#### Work instructions
Each line holding the string "Tweets" is to be copied from the data.
□ □ □ □ □
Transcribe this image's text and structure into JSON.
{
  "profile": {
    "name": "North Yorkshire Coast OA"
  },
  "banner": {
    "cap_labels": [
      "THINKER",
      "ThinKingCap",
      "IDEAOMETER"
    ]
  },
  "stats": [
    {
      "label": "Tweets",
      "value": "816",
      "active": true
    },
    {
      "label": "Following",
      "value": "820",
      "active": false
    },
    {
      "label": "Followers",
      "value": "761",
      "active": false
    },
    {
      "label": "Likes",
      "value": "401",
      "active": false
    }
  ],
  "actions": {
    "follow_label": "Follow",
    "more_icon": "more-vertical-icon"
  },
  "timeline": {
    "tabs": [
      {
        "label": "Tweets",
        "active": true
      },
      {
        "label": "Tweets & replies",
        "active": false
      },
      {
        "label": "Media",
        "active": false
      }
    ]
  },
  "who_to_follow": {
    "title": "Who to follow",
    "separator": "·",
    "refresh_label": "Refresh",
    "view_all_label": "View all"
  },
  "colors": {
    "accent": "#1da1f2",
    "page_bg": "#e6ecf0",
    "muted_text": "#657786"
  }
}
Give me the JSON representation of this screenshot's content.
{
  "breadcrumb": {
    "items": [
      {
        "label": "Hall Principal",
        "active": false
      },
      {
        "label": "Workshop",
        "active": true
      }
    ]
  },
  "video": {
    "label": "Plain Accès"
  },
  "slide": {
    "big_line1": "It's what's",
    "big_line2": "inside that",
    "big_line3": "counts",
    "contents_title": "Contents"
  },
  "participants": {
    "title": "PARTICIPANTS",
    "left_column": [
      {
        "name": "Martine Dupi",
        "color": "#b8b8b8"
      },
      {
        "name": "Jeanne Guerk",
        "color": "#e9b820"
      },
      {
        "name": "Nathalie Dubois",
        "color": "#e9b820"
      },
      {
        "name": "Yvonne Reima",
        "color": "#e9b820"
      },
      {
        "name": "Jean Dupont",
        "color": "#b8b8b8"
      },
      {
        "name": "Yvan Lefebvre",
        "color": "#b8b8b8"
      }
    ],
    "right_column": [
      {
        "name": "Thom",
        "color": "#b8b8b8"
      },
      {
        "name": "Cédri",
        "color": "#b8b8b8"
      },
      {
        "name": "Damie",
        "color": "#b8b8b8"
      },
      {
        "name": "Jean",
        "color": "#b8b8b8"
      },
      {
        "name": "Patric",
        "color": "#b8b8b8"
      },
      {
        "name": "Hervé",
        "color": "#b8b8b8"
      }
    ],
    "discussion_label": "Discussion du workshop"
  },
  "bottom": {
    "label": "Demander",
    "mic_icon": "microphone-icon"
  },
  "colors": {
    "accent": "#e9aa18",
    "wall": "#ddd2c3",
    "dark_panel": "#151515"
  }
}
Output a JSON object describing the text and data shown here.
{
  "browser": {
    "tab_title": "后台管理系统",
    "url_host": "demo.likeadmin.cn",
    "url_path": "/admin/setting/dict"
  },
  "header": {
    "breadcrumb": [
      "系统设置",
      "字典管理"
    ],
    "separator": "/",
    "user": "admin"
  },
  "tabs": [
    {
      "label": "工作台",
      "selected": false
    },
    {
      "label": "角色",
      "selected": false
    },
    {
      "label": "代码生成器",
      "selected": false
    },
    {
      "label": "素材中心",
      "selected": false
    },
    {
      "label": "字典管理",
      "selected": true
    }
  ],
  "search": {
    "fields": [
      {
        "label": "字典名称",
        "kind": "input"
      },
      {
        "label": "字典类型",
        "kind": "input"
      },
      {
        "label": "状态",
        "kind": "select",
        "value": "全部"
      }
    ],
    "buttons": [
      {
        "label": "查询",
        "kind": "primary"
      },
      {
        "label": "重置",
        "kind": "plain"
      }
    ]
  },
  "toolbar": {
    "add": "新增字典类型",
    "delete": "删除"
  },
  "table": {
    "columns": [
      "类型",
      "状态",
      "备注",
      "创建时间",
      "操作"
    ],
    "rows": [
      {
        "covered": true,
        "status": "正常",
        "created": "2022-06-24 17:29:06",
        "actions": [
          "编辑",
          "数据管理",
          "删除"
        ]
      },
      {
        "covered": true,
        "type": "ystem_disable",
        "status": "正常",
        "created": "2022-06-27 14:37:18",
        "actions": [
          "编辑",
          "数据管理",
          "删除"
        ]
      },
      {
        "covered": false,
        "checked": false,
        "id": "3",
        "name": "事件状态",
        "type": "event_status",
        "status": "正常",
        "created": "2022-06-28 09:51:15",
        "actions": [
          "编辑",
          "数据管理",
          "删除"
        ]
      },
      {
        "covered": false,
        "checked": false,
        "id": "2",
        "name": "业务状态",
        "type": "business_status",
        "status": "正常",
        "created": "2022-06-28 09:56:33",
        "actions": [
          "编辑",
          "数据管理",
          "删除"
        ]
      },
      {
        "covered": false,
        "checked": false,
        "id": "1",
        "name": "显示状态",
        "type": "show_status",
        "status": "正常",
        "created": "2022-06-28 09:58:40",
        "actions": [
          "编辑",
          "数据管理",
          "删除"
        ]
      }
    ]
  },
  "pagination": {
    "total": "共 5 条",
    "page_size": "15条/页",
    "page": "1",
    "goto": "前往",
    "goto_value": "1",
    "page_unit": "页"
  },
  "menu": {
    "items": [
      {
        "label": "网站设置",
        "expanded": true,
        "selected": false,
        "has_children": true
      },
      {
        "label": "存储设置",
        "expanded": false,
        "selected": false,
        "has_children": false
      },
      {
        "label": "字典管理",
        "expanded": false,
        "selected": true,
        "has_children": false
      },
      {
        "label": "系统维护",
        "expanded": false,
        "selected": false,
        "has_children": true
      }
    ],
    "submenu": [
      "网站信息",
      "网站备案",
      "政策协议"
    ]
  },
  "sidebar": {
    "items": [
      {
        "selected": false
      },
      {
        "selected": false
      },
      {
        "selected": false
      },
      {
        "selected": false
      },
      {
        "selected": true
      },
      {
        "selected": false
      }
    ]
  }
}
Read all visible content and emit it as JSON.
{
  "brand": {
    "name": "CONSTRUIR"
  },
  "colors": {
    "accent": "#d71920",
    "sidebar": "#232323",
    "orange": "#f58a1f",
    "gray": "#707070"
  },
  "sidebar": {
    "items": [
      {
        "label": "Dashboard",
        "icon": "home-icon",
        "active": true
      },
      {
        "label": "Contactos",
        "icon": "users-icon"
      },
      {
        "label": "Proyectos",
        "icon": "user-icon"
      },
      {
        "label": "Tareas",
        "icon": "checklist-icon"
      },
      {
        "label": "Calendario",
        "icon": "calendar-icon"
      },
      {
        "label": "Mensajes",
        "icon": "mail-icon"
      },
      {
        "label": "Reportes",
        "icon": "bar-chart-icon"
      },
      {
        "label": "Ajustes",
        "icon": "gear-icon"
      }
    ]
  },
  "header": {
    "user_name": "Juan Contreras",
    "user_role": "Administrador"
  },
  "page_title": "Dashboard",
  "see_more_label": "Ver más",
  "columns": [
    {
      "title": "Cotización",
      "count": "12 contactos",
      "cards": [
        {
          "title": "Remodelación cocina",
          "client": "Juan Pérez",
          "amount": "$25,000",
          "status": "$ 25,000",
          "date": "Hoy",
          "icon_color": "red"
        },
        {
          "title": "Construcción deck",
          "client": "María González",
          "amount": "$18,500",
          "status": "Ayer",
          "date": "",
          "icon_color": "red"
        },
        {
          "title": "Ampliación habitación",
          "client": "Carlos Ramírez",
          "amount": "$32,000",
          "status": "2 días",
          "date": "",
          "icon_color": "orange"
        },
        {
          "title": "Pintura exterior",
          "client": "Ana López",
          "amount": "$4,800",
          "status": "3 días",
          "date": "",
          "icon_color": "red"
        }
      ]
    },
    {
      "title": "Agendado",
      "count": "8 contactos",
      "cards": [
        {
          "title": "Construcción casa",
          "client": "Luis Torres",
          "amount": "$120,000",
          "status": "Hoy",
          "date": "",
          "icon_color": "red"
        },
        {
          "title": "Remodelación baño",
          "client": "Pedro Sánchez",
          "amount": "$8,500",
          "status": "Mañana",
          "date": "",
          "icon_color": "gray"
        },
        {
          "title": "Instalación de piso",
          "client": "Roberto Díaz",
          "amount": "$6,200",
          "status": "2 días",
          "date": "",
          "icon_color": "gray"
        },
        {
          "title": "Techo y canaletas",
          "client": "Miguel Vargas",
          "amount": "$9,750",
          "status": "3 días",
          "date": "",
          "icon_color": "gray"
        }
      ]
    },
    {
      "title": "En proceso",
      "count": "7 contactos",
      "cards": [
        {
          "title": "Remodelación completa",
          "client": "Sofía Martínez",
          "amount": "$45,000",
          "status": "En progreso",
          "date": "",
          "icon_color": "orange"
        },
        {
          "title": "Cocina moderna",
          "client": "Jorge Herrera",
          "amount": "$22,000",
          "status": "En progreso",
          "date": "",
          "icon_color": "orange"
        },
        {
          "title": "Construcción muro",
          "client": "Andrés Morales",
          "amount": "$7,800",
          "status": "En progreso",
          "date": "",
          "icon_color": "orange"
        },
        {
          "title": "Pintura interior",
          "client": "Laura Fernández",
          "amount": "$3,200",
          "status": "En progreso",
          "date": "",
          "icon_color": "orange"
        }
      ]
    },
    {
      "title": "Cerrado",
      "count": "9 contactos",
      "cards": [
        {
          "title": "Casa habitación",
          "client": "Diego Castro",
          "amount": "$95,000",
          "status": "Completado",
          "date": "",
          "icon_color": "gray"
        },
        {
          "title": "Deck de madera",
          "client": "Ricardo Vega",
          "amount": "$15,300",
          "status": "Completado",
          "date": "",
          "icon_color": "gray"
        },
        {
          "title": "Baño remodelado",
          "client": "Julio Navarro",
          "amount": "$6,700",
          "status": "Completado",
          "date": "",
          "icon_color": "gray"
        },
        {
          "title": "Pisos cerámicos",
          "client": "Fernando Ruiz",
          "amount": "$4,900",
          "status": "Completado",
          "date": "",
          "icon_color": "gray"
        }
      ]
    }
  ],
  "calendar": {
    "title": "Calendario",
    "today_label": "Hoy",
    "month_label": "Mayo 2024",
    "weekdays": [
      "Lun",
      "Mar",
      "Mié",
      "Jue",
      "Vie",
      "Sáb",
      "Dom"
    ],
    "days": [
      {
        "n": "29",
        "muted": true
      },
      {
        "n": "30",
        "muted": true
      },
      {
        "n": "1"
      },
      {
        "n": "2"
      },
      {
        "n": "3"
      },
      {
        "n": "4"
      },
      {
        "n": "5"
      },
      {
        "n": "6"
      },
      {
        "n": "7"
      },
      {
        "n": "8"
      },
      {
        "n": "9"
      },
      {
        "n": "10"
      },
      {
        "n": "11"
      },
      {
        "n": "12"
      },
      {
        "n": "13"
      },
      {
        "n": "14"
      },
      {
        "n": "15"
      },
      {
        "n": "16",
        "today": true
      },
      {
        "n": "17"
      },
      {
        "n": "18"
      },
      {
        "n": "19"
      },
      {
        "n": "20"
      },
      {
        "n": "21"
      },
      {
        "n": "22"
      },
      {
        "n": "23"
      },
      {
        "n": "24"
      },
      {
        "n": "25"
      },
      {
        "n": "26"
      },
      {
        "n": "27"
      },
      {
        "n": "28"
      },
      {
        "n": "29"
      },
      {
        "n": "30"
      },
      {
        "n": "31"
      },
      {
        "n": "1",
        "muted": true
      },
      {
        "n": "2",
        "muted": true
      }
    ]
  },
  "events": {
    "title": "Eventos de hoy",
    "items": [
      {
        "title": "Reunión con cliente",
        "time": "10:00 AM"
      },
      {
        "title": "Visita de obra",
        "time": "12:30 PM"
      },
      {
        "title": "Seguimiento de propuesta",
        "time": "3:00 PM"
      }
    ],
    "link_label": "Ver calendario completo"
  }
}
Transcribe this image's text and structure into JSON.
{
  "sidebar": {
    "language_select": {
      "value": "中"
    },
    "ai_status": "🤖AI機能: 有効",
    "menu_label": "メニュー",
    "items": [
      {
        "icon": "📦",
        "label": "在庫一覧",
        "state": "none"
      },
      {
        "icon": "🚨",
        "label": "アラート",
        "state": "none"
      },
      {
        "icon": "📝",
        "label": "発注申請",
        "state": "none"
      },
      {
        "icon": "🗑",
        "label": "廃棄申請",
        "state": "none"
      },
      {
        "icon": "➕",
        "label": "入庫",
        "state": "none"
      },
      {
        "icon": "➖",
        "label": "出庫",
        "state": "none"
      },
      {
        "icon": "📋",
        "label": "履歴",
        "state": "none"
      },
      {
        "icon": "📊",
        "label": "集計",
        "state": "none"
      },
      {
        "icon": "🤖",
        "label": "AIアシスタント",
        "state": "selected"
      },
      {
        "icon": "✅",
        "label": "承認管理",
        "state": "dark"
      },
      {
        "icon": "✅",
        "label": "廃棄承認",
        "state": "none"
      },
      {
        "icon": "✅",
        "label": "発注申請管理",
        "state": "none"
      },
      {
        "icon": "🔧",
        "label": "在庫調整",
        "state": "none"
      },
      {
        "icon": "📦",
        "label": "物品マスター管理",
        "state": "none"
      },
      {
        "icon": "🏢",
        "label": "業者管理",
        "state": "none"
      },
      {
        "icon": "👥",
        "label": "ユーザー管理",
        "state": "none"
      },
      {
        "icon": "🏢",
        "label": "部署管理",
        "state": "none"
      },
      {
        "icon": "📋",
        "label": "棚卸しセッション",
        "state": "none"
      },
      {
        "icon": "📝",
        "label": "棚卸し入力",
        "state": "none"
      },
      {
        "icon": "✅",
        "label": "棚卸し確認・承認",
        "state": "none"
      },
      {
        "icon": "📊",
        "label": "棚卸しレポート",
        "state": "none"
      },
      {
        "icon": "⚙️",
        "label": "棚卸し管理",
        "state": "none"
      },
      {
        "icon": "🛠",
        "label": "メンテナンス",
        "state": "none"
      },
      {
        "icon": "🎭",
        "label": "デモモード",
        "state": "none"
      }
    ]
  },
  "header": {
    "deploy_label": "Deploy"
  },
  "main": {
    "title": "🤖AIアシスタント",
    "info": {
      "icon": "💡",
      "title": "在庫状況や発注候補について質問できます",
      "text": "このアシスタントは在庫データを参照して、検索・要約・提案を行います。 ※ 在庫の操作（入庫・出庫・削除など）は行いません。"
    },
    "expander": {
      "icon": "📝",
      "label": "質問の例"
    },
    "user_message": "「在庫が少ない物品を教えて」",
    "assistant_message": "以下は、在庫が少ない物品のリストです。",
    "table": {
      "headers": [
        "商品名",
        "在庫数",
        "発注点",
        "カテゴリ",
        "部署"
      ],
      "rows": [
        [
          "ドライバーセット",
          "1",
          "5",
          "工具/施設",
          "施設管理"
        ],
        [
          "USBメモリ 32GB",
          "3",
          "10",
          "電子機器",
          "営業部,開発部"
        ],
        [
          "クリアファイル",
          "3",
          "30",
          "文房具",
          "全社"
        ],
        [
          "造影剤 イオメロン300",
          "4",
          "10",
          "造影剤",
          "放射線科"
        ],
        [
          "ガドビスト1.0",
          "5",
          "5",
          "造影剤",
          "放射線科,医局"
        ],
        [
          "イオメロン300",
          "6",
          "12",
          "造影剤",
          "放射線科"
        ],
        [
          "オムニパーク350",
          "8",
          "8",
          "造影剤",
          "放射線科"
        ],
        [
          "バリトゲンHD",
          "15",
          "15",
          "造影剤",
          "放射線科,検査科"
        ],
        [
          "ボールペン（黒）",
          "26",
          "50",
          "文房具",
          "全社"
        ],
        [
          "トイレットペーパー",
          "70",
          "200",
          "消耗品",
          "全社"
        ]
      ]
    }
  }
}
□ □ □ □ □
#### Answer section
      "label": "Tweets",
        "label": "Tweets",
        "label": "Tweets & replies",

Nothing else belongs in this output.